Cover illustration by Vincent di Fate.
Kip lives on a science research station on a planet whose official name is Paradise, but most people call it Purgatory. The planet has many life forms, most of them highly dangerous, but as Kip grew, he learned from his Uncle Mike how to deal with the dangers, helped by the station service dogs, and helped even more by a voice that speaks in his head, a female voice he knows as Gwen. Gwen gives him help and information, but has cautioned Kip to keep her existence completely secret, even from Uncle Mike, and he’s done so. Kip’s schoolmates sometimes wonder how he knows so much, and why he gets that faraway look before answering questions, but no one has guessed his secret.
Kip’s parents died when he was an infant under mysterious circumstances.

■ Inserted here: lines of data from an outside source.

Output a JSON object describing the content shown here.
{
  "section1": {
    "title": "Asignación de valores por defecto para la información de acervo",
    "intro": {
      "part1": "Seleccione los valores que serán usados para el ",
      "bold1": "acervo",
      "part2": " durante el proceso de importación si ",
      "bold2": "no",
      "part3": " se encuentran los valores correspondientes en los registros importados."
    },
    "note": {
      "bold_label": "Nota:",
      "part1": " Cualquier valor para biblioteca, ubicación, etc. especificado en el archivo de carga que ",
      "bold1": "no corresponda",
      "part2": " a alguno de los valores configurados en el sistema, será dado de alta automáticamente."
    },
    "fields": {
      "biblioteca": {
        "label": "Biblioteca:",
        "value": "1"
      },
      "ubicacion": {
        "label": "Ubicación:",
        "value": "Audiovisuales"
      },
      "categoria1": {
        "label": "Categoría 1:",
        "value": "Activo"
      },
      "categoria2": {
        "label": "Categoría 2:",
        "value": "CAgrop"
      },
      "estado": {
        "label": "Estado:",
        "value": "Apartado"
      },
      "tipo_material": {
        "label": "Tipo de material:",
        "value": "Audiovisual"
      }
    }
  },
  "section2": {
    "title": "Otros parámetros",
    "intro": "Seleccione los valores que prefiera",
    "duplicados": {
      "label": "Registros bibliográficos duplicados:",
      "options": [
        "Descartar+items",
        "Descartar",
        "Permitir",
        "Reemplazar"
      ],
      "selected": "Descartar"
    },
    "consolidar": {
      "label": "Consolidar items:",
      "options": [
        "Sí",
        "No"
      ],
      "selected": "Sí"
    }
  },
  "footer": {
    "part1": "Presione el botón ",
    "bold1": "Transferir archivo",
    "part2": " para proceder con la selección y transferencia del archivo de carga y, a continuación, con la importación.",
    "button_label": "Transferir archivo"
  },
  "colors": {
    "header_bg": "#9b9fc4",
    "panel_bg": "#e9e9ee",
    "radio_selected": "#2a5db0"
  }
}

Uncle Mike knows, but won’t tell him. Gwen also seems to know, but says she’s not allowed to tell him until he reaches a certain age. Paradise is essentially owned by a giant Earth corporation, and Starswarm Station is their nod to science and the environment. The scientists primarily study the giant plants known as Starswarms like the one near the station. Others are in the sea and elsewhere. When corporate shenanigans bring threats to the station’s Starswarm, Kip and his friends try to protect it, and before long are deep in trouble that forces them to hide out in the wild areas outside the station. Gwen is, at last, able to tell Kip more about what’s really going on, but things keep escalating, and it seems Kip himself is somehow at the center of a massive secret power struggle he doesn’t understand. Will his friends and new allies among the creatures of Paradise be enough to save him?
In his introduction, Pournelle makes it clear that this book is an homage to the novels for young readers of Robert Heinlein, and I’d say it’s a satisfying example of just that. It starts a bit slow, but the pace of the story accelerates steadily, and soon I was finding it hard to put down. Pournelle has some more modern scientific ideas to work with than Heinlein, and he handles them well, but the characters and the story itself are the real draw.